● **Exercise aim**
Below are some entries. Copy each line that holds the string "this".

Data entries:
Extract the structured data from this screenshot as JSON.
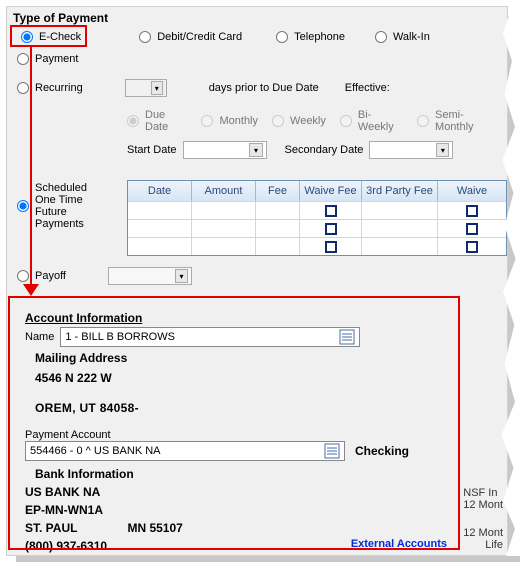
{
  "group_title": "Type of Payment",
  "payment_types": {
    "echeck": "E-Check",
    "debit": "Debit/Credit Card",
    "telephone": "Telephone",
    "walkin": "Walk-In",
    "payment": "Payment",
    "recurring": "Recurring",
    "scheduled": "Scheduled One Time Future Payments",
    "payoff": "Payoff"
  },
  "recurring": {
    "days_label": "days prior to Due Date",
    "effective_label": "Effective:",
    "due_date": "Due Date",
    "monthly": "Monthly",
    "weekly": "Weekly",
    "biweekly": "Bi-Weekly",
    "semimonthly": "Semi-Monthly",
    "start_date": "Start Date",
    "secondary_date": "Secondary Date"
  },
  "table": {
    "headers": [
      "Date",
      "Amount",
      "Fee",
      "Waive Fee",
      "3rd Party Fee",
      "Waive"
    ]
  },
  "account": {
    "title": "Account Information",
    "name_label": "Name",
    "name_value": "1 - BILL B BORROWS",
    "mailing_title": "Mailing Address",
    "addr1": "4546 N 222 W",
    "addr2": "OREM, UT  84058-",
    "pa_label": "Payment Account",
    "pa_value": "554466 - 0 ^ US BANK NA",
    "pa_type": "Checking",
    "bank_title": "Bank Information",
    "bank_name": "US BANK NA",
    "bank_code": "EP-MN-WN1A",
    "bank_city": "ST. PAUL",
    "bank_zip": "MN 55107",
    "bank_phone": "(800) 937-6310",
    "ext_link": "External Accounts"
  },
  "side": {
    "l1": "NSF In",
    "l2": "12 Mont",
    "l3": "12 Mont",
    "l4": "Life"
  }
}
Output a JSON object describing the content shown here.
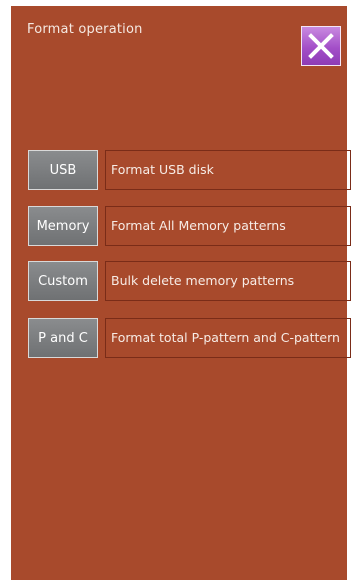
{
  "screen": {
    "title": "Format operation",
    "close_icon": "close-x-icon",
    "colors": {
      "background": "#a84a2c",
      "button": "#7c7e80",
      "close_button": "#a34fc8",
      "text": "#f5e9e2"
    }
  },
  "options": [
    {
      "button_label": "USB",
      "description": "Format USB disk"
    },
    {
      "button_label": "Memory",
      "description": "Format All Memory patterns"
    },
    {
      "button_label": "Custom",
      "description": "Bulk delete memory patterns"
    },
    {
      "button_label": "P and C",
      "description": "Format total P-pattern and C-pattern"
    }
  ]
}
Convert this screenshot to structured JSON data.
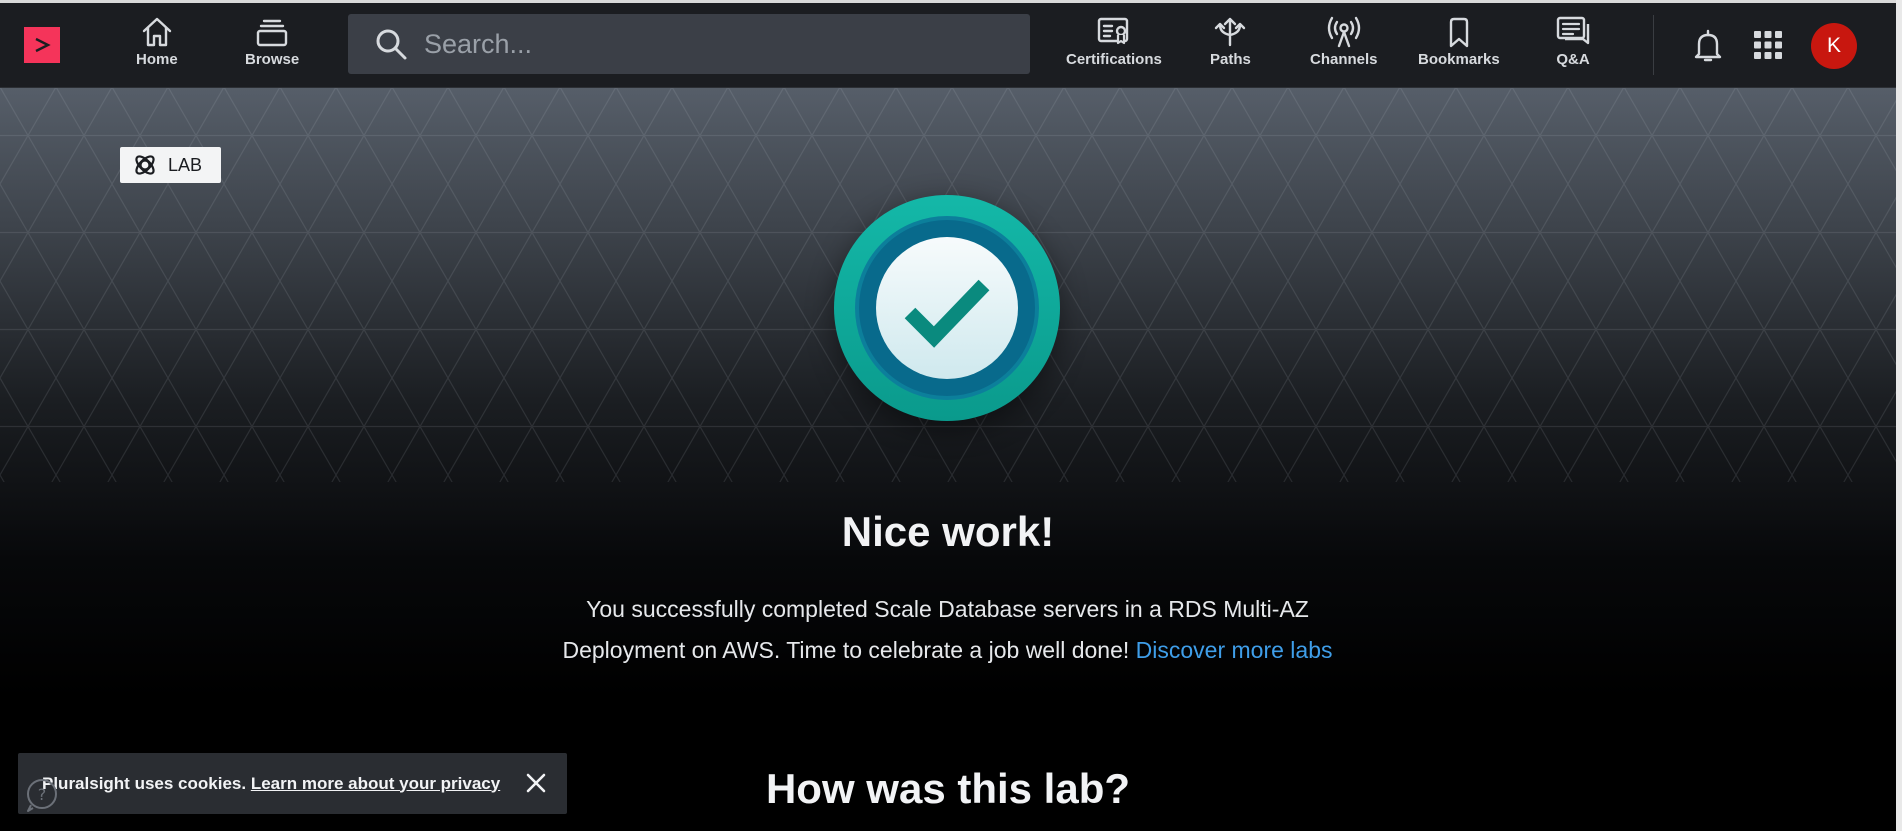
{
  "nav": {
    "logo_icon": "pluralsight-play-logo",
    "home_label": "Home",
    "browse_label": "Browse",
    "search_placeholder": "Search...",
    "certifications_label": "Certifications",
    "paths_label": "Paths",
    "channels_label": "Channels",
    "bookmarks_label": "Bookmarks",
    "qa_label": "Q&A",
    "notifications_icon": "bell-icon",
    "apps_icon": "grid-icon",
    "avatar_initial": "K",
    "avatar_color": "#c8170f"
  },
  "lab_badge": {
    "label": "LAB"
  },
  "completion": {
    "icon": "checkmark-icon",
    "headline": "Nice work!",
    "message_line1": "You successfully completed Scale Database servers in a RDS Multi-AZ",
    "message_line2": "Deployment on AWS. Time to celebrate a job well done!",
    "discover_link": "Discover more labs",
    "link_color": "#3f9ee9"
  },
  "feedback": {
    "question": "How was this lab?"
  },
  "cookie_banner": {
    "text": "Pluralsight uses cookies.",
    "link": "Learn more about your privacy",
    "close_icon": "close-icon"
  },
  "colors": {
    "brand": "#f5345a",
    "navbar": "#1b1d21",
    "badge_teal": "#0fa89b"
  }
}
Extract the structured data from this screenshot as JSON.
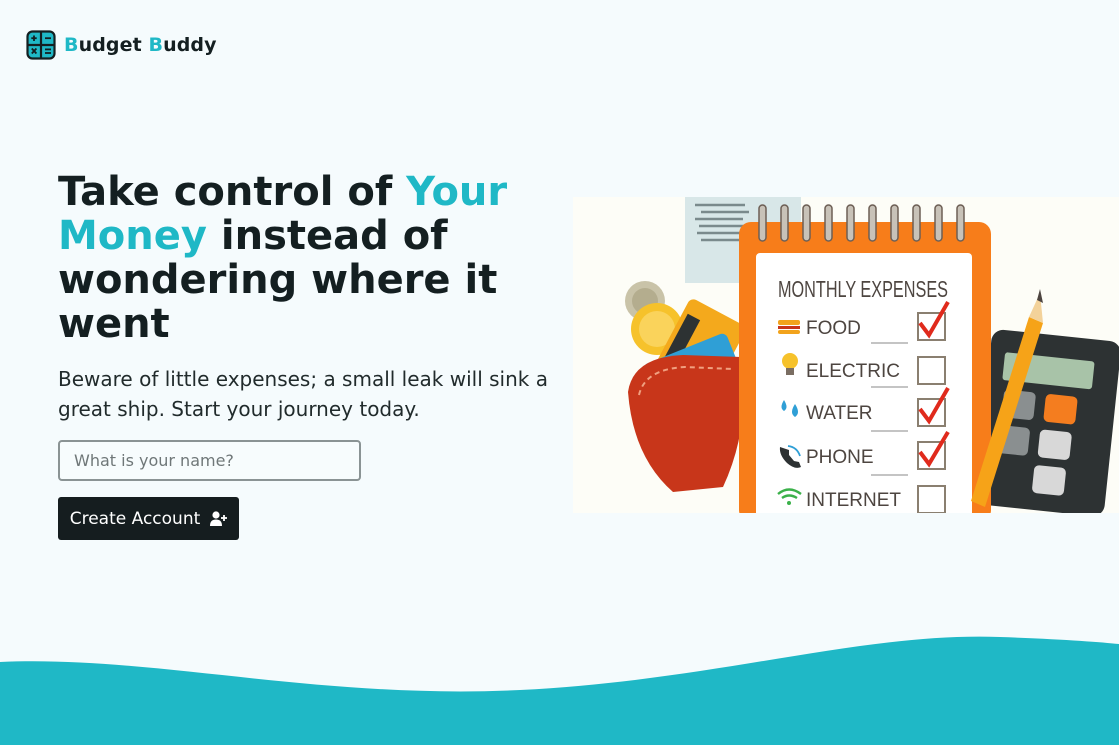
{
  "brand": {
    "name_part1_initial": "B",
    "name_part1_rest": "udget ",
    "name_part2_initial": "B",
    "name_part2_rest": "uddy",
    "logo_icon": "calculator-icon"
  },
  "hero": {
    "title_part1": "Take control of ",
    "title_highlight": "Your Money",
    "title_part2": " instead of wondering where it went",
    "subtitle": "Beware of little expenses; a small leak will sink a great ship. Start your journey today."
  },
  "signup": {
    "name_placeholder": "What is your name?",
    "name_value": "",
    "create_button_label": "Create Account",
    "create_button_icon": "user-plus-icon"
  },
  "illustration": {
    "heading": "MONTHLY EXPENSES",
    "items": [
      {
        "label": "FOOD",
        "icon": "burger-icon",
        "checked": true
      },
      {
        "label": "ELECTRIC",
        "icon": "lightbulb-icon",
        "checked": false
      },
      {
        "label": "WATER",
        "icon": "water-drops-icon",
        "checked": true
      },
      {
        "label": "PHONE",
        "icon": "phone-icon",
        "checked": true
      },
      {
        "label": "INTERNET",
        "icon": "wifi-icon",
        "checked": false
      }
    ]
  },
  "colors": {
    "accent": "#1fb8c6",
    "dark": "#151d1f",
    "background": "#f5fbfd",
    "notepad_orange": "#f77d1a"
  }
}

● **Reply**
Extract the structured data from this screenshot as JSON.
Convert this screenshot to structured JSON data.
    "question": "How was this lab?"
Extract the structured data from this screenshot as JSON.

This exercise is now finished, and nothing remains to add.